Man killed 21 people after being transplanted heart of serial killer

killer

ATLANTA – A 54 year-old man was arrested this morning for the murders of 21 people over the last two years.

According to the police, 54 year-old Michael Rosalia is accused of killing 19 women and 2 men, he seemed to regularly feel the urge to kill and would attack anyone he saw as vulnerable to satisfy his thirst for blood.

“He have literally been addicted to killing,” said police Captain Kerry Woods. “He says he heard voices telling him to kill people, and that they would sometimes become unbearable, until he finally killed someone. Like many serial killers, he visibly suffers from mental problems.”

His ex-wife, coincides with Mr Rosalia’s heart transplant operation. She says that his personality changed dramatically after he got his new heart.

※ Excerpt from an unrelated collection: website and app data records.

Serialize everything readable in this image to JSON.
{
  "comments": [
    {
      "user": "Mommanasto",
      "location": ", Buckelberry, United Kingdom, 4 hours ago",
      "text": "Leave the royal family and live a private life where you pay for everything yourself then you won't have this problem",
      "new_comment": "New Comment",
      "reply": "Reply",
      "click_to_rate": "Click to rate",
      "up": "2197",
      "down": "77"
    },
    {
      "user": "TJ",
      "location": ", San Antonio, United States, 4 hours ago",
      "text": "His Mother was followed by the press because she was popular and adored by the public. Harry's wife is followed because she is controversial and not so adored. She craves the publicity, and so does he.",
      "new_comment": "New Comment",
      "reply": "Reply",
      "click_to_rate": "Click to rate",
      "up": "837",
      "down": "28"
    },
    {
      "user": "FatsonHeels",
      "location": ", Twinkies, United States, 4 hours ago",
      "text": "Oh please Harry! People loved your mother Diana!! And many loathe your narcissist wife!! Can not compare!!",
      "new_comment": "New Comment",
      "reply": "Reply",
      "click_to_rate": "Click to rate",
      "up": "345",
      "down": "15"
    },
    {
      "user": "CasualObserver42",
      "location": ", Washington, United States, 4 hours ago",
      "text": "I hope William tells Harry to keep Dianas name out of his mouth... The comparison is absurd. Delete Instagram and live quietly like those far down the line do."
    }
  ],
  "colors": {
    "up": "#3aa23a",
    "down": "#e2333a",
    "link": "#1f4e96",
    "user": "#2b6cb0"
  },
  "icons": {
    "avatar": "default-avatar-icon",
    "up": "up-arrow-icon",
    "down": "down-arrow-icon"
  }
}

“He was a peaceful and charming man before his transplant,” claims Korry Shalom, “but after he got his new heart, he became quick-tempered, and he seemed obsessed with weapons and hunting. He bought some guns and knives, and began killing everything from rabbits to bears. I didn’t recognize the man I had married and I decided to leave. I knew he had become more aggressive, but I never thought that he had become such a monster. This is all due to the heart they gave him, it’s evil!”

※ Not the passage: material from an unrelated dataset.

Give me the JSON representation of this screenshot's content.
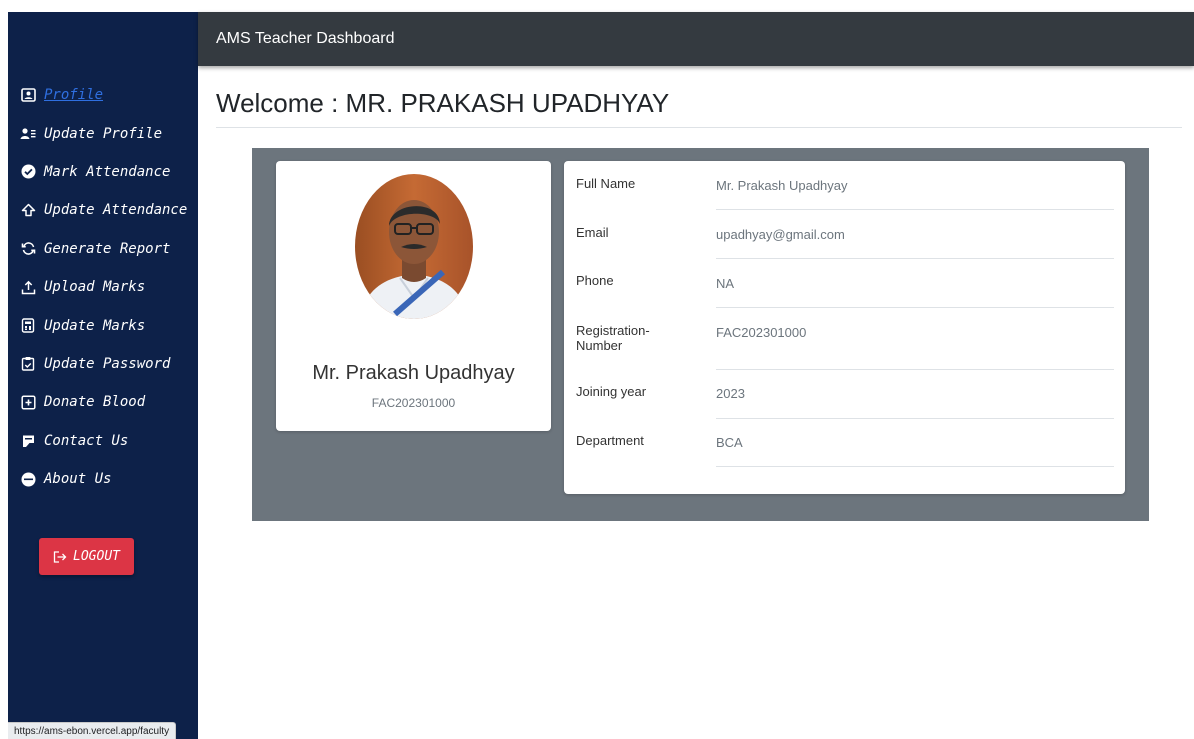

The identity of organ donor is often kept secret, but the police investigators discovered that the organ donor was a convicted serial killer named Derick Emery, who was executed by the state in 2013.

killer
Mr. Emery was condemned to death in 2009, after being found guilty of murdering 17 women and 2 men across southern Georgia.

Mr Rosalia’ crimes could be linked to a strange secondary effect of organ transplants, called the cell memory phenomenon.

The behaviors and emotions acquired by the recipient from the original donor are due to the combinatorial memories stored in the neurons of the organ donated. Heart transplants are said to be the most susceptible to cell memory where organ transplant recipients experienced a change of behavior.

An Austrian study published in the journal of Quality of Life Research, showed that 79 percent of patients of heart transplants did not feel that their personality changed post-surgery, while 15 percent experienced a moderate change change in personality, and six percent did confirm a drastic change in their personality due to their new

Conversations

Urban Entertainment